» Activity: Scan the data. Collect each line that contains the word "bunny".

» Data records:
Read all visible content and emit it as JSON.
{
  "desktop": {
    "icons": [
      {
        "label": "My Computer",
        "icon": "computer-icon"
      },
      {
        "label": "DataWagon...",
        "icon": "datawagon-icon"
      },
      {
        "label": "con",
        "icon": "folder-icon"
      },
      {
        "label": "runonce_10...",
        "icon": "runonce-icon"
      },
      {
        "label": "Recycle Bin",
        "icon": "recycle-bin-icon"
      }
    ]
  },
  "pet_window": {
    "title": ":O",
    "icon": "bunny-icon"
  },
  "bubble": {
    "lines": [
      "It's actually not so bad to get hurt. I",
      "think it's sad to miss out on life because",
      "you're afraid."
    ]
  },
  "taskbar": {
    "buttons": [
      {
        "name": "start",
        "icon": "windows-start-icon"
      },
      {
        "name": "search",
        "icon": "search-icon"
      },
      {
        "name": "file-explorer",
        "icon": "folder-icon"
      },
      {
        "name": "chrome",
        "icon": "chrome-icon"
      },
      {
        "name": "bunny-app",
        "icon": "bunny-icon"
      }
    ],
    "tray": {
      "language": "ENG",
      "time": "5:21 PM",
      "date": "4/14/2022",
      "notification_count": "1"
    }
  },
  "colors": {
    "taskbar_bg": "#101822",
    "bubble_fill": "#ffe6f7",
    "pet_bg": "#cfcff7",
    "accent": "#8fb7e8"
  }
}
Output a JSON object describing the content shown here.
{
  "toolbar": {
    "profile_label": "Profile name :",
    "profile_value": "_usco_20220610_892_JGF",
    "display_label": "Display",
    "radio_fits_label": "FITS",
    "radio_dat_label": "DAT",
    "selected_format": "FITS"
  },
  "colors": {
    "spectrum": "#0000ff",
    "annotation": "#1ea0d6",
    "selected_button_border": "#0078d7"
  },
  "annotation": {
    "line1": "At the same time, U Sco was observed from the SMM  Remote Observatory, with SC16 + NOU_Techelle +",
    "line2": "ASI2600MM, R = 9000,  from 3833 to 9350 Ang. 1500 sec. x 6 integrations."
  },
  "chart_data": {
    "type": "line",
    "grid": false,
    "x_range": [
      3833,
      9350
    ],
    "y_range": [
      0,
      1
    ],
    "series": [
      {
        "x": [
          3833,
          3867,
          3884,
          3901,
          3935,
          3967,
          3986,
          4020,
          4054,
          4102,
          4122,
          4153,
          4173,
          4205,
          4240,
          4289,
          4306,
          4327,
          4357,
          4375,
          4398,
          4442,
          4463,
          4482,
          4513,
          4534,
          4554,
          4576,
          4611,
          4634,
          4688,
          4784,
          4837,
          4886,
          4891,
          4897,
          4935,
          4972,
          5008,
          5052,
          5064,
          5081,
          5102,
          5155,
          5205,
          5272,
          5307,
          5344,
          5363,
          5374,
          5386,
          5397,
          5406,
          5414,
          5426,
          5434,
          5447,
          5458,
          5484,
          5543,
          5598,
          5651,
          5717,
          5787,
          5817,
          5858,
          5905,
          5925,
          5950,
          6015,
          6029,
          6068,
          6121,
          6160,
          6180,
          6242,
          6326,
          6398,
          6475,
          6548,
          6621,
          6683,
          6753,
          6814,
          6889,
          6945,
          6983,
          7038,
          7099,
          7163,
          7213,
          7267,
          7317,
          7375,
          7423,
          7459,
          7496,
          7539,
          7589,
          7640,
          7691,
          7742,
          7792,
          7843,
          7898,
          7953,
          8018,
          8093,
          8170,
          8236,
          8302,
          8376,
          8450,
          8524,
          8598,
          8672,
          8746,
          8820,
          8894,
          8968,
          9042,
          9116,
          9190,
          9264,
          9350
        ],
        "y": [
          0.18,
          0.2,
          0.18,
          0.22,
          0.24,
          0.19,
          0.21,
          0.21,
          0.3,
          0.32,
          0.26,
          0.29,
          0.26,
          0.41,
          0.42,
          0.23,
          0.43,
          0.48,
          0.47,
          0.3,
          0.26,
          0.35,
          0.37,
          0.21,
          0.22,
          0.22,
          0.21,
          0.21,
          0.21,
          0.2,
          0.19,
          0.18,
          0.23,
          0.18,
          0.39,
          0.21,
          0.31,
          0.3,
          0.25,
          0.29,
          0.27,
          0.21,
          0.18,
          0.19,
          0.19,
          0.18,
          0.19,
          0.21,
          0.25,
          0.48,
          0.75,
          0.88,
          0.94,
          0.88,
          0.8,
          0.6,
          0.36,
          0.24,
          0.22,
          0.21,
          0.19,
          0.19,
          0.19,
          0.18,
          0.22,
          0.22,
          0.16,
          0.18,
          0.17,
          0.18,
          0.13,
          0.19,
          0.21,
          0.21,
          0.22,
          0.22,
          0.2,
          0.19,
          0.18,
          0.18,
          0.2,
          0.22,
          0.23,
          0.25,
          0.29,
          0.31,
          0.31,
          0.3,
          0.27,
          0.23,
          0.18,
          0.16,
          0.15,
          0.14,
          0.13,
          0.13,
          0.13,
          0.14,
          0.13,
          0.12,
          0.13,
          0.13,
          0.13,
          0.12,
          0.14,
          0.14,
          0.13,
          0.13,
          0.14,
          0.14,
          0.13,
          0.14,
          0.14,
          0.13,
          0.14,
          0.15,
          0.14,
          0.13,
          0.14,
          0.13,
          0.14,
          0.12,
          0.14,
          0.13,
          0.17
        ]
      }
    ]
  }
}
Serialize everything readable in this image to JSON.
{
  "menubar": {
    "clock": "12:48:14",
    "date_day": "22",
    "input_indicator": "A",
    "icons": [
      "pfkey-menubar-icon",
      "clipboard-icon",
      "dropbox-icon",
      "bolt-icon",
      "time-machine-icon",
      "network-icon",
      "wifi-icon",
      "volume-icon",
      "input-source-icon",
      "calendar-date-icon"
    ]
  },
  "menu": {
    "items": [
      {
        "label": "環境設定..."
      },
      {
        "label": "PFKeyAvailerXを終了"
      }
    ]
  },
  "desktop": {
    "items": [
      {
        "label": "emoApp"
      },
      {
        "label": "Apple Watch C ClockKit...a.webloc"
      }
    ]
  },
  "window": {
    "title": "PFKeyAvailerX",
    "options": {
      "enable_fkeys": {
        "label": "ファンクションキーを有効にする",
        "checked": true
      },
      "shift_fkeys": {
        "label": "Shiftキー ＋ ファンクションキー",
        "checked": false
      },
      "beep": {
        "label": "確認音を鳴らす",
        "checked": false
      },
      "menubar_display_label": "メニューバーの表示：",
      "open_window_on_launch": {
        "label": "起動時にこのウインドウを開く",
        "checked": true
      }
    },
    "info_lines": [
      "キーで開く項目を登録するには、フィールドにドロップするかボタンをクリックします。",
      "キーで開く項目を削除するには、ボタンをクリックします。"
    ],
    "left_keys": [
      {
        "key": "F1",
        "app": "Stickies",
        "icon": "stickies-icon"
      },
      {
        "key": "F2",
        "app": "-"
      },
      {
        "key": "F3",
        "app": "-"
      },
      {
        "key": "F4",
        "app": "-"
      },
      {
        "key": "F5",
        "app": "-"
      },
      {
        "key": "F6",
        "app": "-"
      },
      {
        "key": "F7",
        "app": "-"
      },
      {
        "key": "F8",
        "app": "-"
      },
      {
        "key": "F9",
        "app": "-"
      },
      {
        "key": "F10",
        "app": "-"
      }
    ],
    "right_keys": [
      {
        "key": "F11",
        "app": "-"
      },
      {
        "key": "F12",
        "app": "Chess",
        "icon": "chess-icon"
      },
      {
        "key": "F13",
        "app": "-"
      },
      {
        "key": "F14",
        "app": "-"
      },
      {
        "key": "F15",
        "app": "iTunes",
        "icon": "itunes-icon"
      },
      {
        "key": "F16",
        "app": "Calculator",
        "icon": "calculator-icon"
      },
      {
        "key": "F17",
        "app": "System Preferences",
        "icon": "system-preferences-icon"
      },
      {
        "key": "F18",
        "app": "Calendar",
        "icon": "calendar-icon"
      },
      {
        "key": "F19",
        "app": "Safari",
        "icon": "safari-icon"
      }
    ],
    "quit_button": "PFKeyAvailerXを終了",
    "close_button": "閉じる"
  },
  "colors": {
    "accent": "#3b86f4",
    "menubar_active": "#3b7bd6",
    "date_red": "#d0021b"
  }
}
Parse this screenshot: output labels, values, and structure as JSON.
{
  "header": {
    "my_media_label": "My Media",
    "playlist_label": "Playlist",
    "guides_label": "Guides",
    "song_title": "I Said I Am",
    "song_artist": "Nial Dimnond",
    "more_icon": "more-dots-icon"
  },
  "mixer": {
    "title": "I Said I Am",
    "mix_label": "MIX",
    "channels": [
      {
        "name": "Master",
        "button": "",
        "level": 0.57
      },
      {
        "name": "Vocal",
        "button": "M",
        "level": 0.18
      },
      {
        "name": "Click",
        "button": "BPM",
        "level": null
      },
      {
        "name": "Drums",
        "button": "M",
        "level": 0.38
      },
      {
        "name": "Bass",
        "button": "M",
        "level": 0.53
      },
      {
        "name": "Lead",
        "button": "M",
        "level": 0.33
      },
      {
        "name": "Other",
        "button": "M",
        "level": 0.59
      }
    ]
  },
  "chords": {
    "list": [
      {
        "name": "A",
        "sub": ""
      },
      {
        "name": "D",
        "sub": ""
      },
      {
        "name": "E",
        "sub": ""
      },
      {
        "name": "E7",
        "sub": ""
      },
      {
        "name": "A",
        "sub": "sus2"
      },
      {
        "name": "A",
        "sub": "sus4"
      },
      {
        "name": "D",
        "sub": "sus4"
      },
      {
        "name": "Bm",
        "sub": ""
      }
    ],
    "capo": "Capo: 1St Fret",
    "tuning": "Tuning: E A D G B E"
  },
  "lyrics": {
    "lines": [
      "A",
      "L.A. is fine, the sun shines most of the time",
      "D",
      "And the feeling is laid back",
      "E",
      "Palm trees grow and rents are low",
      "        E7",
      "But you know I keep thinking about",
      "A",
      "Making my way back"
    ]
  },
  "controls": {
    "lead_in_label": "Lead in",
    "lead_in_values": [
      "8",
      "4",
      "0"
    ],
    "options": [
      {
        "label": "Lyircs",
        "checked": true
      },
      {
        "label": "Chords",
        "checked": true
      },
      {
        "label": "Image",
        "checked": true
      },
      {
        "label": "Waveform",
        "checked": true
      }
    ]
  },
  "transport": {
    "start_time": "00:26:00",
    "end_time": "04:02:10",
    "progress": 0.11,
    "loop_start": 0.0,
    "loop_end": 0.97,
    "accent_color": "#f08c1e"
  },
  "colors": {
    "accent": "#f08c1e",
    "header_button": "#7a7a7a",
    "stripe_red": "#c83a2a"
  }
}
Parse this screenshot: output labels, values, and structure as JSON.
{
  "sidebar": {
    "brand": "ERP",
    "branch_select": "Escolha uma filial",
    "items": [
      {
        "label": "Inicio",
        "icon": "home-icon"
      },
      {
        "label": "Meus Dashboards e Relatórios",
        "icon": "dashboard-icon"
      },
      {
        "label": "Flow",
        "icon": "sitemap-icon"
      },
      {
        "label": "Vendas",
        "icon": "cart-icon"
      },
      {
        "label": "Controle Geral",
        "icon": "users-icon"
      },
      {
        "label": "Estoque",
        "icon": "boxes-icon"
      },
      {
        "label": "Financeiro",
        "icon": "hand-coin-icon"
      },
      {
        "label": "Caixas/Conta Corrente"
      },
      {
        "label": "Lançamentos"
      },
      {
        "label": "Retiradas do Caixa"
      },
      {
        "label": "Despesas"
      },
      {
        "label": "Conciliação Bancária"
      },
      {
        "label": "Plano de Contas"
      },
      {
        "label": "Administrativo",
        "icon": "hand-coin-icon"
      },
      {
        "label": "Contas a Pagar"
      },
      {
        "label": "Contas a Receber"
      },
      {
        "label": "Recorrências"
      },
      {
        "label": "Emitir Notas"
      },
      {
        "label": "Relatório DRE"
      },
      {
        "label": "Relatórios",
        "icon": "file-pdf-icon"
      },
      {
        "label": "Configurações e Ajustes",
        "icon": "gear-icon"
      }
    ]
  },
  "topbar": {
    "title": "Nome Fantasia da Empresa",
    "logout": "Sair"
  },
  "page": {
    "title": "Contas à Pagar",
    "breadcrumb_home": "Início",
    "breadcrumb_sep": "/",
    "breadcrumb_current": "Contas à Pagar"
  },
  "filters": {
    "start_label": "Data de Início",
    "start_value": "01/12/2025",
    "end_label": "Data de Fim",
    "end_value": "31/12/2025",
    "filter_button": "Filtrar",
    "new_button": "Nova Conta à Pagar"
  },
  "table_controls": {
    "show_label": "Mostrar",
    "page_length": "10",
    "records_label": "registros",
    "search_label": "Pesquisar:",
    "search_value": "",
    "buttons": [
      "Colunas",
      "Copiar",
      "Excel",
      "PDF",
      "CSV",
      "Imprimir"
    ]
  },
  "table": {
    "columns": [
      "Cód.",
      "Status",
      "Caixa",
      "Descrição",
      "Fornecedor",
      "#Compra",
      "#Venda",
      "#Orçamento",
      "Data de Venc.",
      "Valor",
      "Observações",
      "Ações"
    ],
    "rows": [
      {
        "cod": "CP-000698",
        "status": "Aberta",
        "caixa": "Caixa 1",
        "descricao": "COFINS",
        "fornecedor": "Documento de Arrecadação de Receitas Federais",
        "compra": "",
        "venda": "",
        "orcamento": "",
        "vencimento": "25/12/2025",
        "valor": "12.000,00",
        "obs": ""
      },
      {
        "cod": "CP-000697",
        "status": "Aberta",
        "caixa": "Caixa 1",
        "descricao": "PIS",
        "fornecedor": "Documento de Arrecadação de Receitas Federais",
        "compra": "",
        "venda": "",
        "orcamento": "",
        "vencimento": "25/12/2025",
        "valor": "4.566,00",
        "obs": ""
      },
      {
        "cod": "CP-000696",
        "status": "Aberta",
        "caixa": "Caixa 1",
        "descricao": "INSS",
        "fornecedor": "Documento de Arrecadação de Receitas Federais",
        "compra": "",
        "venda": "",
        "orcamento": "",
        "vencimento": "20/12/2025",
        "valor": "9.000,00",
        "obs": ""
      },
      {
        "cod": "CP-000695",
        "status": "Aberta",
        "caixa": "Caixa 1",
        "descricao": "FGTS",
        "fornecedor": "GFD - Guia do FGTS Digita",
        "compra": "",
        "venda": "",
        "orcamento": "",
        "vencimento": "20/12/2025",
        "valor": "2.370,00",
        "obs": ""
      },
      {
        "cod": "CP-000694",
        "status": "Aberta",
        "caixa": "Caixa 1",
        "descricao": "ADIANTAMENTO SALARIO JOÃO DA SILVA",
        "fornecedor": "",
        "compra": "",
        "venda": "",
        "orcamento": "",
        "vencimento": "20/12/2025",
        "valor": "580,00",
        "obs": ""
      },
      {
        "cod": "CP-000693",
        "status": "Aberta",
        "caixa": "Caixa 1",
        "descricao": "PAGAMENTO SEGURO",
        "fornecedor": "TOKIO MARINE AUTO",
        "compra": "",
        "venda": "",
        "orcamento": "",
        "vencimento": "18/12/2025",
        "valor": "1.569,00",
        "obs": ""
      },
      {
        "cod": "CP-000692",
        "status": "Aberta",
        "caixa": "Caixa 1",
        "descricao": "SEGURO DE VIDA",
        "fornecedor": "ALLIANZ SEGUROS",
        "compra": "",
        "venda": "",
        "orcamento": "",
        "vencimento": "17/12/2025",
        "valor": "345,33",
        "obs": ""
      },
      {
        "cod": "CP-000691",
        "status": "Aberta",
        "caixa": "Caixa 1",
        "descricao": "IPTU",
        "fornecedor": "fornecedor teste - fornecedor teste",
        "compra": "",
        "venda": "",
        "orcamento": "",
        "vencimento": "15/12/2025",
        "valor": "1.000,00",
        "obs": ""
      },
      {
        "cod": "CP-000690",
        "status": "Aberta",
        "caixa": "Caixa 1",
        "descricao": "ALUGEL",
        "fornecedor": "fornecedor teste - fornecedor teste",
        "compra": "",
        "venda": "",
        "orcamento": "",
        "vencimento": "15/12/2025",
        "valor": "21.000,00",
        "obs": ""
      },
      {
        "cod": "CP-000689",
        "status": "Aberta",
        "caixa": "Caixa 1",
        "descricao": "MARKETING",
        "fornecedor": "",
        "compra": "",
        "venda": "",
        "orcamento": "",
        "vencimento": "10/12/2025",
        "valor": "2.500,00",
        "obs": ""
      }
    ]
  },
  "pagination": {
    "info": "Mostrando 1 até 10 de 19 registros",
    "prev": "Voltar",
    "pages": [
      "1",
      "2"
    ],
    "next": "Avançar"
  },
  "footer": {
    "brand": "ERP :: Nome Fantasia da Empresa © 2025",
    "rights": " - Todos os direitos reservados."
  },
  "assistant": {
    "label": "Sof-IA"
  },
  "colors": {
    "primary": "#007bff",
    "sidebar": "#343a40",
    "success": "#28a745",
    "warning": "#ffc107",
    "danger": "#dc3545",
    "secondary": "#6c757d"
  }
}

» Answer for this exercise:
    "icon": "bunny-icon"
        "name": "bunny-app",
        "icon": "bunny-icon"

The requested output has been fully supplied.